[[ Data supplied, beginning ]]
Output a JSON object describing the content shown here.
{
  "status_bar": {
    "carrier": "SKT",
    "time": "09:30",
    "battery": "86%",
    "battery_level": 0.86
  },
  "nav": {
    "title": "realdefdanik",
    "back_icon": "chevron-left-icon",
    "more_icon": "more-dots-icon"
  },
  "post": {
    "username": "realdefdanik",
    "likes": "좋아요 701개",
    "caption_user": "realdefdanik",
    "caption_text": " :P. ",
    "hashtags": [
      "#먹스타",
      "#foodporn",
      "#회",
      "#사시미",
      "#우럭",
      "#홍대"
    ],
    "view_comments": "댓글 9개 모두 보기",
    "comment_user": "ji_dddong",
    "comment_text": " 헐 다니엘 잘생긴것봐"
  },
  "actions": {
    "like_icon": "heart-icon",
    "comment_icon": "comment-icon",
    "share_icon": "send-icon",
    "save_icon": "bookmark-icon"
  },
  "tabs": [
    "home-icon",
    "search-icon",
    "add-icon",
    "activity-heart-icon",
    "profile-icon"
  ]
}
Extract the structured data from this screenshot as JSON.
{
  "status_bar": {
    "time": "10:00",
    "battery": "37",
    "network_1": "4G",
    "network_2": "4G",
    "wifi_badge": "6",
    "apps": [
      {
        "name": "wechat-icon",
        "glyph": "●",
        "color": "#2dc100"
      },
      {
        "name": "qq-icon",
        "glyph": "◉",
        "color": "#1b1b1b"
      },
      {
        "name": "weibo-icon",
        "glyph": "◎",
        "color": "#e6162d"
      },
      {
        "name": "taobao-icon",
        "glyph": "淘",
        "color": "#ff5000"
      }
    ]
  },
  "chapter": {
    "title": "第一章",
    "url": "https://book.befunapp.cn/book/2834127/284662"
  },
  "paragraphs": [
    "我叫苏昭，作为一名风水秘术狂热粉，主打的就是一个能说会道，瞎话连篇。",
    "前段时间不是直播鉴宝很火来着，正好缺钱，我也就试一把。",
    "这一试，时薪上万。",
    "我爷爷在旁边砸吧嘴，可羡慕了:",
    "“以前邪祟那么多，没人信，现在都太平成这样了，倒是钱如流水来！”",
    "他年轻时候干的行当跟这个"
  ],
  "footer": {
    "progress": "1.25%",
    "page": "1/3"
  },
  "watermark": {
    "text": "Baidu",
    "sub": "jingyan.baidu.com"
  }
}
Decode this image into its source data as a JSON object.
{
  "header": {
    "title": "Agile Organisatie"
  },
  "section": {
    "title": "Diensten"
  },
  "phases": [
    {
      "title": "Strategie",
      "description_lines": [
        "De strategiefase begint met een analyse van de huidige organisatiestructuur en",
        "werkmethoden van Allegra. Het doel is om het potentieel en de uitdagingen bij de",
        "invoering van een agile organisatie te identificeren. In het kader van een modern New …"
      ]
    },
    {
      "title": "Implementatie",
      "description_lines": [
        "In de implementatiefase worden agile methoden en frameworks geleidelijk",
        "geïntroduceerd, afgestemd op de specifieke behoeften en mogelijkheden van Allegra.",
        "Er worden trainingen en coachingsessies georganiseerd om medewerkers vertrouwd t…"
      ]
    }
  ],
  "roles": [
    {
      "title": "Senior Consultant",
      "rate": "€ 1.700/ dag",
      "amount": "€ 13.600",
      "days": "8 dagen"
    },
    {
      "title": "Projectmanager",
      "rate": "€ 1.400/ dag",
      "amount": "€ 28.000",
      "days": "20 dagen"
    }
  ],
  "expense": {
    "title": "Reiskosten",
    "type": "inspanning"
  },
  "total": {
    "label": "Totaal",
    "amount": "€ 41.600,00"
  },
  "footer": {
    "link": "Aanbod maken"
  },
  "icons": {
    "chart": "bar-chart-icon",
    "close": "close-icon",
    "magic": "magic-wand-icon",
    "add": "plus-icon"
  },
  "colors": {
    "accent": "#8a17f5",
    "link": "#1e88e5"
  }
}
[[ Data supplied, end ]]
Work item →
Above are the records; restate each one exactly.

Reply →
Output a JSON object describing the content shown here.
{
  "status_bar": {
    "carrier": "SKT",
    "time": "09:30",
    "battery": "86%",
    "battery_level": 0.86
  },
  "nav": {
    "title": "realdefdanik",
    "back_icon": "chevron-left-icon",
    "more_icon": "more-dots-icon"
  },
  "post": {
    "username": "realdefdanik",
    "likes": "좋아요 701개",
    "caption_user": "realdefdanik",
    "caption_text": " :P. ",
    "hashtags": [
      "#먹스타",
      "#foodporn",
      "#회",
      "#사시미",
      "#우럭",
      "#홍대"
    ],
    "view_comments": "댓글 9개 모두 보기",
    "comment_user": "ji_dddong",
    "comment_text": " 헐 다니엘 잘생긴것봐"
  },
  "actions": {
    "like_icon": "heart-icon",
    "comment_icon": "comment-icon",
    "share_icon": "send-icon",
    "save_icon": "bookmark-icon"
  },
  "tabs": [
    "home-icon",
    "search-icon",
    "add-icon",
    "activity-heart-icon",
    "profile-icon"
  ]
}
Extract the structured data from this screenshot as JSON.
{
  "status_bar": {
    "time": "10:00",
    "battery": "37",
    "network_1": "4G",
    "network_2": "4G",
    "wifi_badge": "6",
    "apps": [
      {
        "name": "wechat-icon",
        "glyph": "●",
        "color": "#2dc100"
      },
      {
        "name": "qq-icon",
        "glyph": "◉",
        "color": "#1b1b1b"
      },
      {
        "name": "weibo-icon",
        "glyph": "◎",
        "color": "#e6162d"
      },
      {
        "name": "taobao-icon",
        "glyph": "淘",
        "color": "#ff5000"
      }
    ]
  },
  "chapter": {
    "title": "第一章",
    "url": "https://book.befunapp.cn/book/2834127/284662"
  },
  "paragraphs": [
    "我叫苏昭，作为一名风水秘术狂热粉，主打的就是一个能说会道，瞎话连篇。",
    "前段时间不是直播鉴宝很火来着，正好缺钱，我也就试一把。",
    "这一试，时薪上万。",
    "我爷爷在旁边砸吧嘴，可羡慕了:",
    "“以前邪祟那么多，没人信，现在都太平成这样了，倒是钱如流水来！”",
    "他年轻时候干的行当跟这个"
  ],
  "footer": {
    "progress": "1.25%",
    "page": "1/3"
  },
  "watermark": {
    "text": "Baidu",
    "sub": "jingyan.baidu.com"
  }
}
Decode this image into its source data as a JSON object.
{
  "header": {
    "title": "Agile Organisatie"
  },
  "section": {
    "title": "Diensten"
  },
  "phases": [
    {
      "title": "Strategie",
      "description_lines": [
        "De strategiefase begint met een analyse van de huidige organisatiestructuur en",
        "werkmethoden van Allegra. Het doel is om het potentieel en de uitdagingen bij de",
        "invoering van een agile organisatie te identificeren. In het kader van een modern New …"
      ]
    },
    {
      "title": "Implementatie",
      "description_lines": [
        "In de implementatiefase worden agile methoden en frameworks geleidelijk",
        "geïntroduceerd, afgestemd op de specifieke behoeften en mogelijkheden van Allegra.",
        "Er worden trainingen en coachingsessies georganiseerd om medewerkers vertrouwd t…"
      ]
    }
  ],
  "roles": [
    {
      "title": "Senior Consultant",
      "rate": "€ 1.700/ dag",
      "amount": "€ 13.600",
      "days": "8 dagen"
    },
    {
      "title": "Projectmanager",
      "rate": "€ 1.400/ dag",
      "amount": "€ 28.000",
      "days": "20 dagen"
    }
  ],
  "expense": {
    "title": "Reiskosten",
    "type": "inspanning"
  },
  "total": {
    "label": "Totaal",
    "amount": "€ 41.600,00"
  },
  "footer": {
    "link": "Aanbod maken"
  },
  "icons": {
    "chart": "bar-chart-icon",
    "close": "close-icon",
    "magic": "magic-wand-icon",
    "add": "plus-icon"
  },
  "colors": {
    "accent": "#8a17f5",
    "link": "#1e88e5"
  }
}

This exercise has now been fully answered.